There's a Duke characteristic that Richard H. Brodhead noted when he was introduced as president six years ago. While Duke is a place that wraps itself in the traditional garb of neo-Gothic and Georgian architecture, it's also a place possessed of a restless energy. For him, that energy was symbolized by a horizon line broken by construction cranes.
With today's economic stresses, the construction cranes are less evident. But Duke still shows the impulse to innovate, notably in its global outreach, even as it remains respectful of its roots.

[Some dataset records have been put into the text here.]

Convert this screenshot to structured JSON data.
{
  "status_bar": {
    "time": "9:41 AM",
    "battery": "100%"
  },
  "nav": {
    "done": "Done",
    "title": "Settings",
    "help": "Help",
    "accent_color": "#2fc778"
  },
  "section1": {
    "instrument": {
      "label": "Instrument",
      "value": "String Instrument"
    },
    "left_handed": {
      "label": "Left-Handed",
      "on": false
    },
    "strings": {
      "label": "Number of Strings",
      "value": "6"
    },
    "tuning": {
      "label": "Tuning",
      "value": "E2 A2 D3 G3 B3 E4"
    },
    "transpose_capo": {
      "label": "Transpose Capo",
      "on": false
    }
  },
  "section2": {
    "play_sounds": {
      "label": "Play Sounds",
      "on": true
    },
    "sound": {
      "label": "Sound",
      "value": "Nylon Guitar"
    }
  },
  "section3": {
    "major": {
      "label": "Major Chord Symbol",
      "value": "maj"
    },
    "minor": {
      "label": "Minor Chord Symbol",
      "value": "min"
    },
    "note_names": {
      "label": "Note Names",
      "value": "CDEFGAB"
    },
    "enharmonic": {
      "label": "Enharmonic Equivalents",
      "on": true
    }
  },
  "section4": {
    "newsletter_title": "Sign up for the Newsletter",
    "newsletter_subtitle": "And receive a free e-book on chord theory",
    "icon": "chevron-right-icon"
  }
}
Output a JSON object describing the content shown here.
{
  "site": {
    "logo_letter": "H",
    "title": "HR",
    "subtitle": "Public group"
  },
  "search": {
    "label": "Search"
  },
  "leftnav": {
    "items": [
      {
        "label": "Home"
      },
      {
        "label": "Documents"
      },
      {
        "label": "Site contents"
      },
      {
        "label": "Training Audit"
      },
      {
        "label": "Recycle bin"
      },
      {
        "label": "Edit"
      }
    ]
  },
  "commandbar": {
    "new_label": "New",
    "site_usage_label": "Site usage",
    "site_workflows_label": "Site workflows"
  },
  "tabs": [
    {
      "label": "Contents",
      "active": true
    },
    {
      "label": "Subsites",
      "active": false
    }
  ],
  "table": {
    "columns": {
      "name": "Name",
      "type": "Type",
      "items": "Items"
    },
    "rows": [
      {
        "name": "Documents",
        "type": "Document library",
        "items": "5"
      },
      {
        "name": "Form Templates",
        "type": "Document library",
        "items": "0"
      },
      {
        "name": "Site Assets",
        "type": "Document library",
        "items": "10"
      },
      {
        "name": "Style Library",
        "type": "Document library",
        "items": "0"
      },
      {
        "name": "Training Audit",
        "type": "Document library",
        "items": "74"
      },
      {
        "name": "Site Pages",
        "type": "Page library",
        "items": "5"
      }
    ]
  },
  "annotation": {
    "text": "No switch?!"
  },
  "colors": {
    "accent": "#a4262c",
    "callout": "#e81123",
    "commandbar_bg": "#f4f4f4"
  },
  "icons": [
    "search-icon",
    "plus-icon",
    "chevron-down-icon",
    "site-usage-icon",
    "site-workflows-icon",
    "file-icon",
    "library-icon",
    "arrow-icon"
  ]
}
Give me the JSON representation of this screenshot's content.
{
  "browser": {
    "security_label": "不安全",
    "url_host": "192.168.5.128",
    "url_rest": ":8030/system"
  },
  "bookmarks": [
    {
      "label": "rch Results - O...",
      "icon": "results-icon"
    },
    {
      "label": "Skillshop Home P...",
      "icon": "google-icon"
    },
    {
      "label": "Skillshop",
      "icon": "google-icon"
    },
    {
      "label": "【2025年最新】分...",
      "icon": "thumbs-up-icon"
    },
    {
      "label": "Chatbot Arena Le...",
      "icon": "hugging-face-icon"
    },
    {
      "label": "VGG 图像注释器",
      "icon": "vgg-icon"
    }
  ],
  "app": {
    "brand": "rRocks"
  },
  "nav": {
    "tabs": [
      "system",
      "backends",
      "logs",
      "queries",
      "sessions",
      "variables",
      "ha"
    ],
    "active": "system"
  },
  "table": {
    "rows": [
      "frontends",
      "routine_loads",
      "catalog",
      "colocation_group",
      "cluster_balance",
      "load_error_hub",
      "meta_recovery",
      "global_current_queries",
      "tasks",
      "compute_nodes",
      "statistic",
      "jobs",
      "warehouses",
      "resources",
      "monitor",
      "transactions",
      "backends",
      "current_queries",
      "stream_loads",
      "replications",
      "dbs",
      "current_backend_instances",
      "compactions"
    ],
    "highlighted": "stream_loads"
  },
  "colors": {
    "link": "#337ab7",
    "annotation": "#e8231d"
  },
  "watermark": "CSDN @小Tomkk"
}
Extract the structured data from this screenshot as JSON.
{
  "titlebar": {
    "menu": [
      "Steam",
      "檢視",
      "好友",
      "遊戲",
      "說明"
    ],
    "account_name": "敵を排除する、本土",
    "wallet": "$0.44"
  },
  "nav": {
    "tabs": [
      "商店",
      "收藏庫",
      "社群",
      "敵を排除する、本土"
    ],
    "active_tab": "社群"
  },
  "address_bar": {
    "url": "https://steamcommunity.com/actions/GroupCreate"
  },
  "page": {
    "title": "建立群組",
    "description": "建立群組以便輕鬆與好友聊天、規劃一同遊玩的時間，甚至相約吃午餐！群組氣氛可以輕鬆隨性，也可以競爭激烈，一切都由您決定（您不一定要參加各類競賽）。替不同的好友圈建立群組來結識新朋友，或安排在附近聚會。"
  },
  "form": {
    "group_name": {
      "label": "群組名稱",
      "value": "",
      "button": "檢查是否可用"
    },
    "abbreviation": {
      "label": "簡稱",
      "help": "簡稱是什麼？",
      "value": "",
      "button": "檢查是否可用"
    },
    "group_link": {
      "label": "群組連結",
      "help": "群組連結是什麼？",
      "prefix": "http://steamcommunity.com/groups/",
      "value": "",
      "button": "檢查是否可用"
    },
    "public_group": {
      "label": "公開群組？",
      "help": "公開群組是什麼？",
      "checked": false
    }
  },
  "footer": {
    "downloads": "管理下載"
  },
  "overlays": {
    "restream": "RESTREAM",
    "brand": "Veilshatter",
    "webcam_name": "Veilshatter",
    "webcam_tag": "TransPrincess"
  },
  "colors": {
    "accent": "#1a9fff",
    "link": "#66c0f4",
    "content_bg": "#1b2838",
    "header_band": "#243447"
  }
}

With this issue, Duke Magazine is aiming to build something new atop a familiar foundation.
Discussions among the editorial staff, our advisory board of professional journalists, and our designer revealed a clear need to change the look and feel of the magazine—and the ease of navigating through it. From time to time, the magazine has responded to similar felt needs; it has added standing departments, for example, and repositioned certain content.
Beyond a cover formula featuring a more contemporary nameplate and a larger image space, the most striking shift is within Gazette, the campus news section. The new structure offers multiple entry points and allows for greater diversity of presentation—catering to "skimmers" and "readers" alike, as magazine designer Lacey Chylack puts it.
The magazine's other departments have also been rethought and repackaged. Quad Quotes, for example, is no longer a gray mass of type on the page; it now has a more imaginative interplay of type treatment and images. Q&A, similarly, has been made over to give visual attention to a particular news event and not just to the interview subject. And the back page, now called Extra Credit, aims to inspire reader engagement.
According to Chylack, the revamped look isn't just "a new wardrobe." Rather, it's "a new fitness plan," pointing to the same nimble quality that characterizes the campus it represents.